How to complete this task |
What lines in the records below contain the string "name"? Copy every one.

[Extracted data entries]

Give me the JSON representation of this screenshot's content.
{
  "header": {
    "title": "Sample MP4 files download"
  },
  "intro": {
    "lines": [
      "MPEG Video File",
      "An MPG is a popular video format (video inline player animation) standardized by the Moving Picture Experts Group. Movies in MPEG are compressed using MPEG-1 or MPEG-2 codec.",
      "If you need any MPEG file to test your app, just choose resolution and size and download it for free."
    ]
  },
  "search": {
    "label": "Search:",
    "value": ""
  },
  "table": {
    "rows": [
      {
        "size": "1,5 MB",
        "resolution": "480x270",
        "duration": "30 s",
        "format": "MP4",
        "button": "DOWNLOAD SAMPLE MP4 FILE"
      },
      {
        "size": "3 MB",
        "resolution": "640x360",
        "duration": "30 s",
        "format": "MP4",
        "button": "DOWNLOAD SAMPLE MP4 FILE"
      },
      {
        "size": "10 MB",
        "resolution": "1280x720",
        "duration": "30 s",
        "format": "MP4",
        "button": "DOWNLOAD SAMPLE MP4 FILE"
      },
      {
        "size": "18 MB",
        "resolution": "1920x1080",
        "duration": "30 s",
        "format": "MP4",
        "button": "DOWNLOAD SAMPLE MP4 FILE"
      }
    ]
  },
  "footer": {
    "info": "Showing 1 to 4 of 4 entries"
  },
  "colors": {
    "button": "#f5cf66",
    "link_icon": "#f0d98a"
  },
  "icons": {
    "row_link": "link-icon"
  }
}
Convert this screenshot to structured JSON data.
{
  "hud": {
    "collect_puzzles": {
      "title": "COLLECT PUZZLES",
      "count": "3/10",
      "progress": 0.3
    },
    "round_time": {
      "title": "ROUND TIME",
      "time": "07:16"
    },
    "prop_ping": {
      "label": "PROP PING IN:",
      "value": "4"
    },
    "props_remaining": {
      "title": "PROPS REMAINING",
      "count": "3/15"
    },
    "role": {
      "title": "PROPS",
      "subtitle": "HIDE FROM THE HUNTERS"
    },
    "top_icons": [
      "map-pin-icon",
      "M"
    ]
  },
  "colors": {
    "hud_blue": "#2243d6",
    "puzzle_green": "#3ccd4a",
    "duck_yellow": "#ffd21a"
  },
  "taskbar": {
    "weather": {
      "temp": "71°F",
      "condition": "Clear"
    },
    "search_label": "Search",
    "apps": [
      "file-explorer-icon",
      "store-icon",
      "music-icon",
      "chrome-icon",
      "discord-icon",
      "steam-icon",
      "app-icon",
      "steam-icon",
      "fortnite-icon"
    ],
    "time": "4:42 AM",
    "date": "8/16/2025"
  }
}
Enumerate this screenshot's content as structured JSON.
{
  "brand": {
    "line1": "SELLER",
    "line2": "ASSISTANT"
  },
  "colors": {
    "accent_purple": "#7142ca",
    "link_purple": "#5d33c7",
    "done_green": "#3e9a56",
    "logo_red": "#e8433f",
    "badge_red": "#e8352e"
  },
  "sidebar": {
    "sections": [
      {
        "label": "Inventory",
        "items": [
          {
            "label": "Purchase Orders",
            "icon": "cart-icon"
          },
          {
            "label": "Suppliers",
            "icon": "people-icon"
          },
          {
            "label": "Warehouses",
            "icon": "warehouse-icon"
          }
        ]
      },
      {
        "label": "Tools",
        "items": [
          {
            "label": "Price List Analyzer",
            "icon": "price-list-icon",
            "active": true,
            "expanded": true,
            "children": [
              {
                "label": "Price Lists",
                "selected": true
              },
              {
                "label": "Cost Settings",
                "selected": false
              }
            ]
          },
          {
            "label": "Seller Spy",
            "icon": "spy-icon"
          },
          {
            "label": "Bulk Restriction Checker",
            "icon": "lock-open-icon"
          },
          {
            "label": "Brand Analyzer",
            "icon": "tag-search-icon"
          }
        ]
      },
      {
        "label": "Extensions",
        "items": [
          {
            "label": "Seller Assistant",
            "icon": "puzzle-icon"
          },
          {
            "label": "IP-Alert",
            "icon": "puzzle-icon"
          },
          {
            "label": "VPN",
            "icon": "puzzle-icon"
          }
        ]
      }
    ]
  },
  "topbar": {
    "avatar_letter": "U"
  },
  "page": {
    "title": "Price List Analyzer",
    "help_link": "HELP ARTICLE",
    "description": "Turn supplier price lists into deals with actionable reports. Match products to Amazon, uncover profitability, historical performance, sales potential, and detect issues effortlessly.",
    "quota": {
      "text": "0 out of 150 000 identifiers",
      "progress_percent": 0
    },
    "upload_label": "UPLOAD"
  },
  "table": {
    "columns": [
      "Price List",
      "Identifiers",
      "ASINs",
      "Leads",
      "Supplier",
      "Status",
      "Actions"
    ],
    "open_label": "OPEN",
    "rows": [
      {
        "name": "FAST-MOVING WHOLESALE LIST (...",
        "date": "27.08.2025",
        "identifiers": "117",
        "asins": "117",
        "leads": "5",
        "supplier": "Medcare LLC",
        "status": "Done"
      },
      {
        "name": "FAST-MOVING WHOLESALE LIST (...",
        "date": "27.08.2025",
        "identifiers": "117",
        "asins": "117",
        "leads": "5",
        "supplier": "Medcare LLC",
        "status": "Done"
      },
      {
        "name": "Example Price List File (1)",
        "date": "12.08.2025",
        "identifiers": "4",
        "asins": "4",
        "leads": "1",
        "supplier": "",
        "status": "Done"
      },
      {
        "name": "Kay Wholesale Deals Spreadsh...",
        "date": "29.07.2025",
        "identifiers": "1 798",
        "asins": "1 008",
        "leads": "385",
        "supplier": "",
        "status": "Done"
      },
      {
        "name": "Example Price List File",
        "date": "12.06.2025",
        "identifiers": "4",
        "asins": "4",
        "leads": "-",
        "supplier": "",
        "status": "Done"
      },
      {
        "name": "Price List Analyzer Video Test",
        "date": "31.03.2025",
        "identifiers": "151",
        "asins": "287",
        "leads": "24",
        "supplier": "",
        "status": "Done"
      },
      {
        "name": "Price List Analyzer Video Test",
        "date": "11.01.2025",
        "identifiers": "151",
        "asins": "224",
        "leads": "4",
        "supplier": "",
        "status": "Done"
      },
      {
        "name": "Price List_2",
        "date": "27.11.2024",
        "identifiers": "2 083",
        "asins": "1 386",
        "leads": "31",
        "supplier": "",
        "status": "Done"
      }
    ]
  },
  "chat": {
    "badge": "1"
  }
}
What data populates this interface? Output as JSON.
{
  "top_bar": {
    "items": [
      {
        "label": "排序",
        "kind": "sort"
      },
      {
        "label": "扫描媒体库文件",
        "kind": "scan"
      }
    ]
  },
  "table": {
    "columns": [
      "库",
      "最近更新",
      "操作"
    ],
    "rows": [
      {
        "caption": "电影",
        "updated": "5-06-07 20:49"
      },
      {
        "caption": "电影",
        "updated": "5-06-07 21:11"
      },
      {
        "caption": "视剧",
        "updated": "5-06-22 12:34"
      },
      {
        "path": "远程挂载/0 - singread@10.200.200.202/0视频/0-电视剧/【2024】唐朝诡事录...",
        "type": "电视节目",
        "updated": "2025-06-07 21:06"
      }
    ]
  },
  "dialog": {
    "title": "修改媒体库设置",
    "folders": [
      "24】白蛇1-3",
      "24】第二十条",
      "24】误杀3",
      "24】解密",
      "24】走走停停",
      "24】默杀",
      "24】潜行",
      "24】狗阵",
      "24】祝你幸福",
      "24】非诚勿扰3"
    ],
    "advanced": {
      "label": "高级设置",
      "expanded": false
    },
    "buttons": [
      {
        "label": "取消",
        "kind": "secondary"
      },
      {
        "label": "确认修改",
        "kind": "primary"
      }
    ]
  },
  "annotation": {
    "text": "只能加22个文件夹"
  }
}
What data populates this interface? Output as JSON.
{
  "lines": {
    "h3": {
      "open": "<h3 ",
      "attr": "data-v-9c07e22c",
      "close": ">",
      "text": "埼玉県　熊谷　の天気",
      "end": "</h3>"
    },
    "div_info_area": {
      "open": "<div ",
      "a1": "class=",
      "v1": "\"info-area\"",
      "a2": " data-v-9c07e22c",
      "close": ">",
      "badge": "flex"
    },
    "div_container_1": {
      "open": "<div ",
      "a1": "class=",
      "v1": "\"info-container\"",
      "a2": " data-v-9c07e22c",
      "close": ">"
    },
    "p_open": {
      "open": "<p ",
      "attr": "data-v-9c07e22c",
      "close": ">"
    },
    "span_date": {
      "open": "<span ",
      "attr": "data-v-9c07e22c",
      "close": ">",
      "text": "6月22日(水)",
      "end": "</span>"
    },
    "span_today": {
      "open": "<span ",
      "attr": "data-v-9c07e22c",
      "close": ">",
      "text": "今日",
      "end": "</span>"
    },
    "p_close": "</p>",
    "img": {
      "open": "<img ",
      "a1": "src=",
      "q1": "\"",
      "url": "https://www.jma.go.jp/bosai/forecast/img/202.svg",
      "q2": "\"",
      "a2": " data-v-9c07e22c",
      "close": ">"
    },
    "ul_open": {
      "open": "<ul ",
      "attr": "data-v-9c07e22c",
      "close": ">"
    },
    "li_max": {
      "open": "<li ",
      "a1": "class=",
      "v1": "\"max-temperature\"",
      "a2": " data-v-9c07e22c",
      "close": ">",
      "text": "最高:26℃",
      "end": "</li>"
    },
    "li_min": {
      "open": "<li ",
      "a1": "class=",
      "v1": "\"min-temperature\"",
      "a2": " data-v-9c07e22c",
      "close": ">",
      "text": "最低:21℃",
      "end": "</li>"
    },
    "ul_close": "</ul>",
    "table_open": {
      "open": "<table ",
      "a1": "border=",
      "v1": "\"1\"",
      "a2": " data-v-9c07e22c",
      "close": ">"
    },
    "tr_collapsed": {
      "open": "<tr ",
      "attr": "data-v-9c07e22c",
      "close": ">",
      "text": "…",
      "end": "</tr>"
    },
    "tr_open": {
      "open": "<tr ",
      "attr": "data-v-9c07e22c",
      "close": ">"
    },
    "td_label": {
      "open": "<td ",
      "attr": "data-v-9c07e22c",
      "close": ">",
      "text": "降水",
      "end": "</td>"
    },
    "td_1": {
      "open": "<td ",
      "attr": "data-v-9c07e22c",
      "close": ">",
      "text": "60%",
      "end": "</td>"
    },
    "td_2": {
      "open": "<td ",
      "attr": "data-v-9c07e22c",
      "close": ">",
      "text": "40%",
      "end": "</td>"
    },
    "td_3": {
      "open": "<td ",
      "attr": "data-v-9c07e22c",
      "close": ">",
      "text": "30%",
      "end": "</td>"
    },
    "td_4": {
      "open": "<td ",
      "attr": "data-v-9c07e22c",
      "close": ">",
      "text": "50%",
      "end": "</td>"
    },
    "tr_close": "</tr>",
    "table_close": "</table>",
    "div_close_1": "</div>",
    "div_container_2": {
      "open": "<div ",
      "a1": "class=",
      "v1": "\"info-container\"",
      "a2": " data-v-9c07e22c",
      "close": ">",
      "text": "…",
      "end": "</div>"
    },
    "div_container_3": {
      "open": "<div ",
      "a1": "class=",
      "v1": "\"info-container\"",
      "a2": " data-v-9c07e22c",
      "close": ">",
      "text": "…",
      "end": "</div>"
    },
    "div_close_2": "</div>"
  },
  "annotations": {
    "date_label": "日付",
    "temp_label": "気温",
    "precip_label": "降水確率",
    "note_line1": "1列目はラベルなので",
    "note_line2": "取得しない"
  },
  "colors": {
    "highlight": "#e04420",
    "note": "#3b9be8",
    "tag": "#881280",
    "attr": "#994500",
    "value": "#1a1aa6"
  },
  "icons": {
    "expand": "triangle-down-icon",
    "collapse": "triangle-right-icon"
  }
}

Response area |
        "name": "FAST-MOVING WHOLESALE LIST (...",
        "name": "FAST-MOVING WHOLESALE LIST (...",
        "name": "Example Price List File (1)",
        "name": "Kay Wholesale Deals Spreadsh...",
        "name": "Example Price List File",
        "name": "Price List Analyzer Video Test",
        "name": "Price List Analyzer Video Test",
        "name": "Price List_2",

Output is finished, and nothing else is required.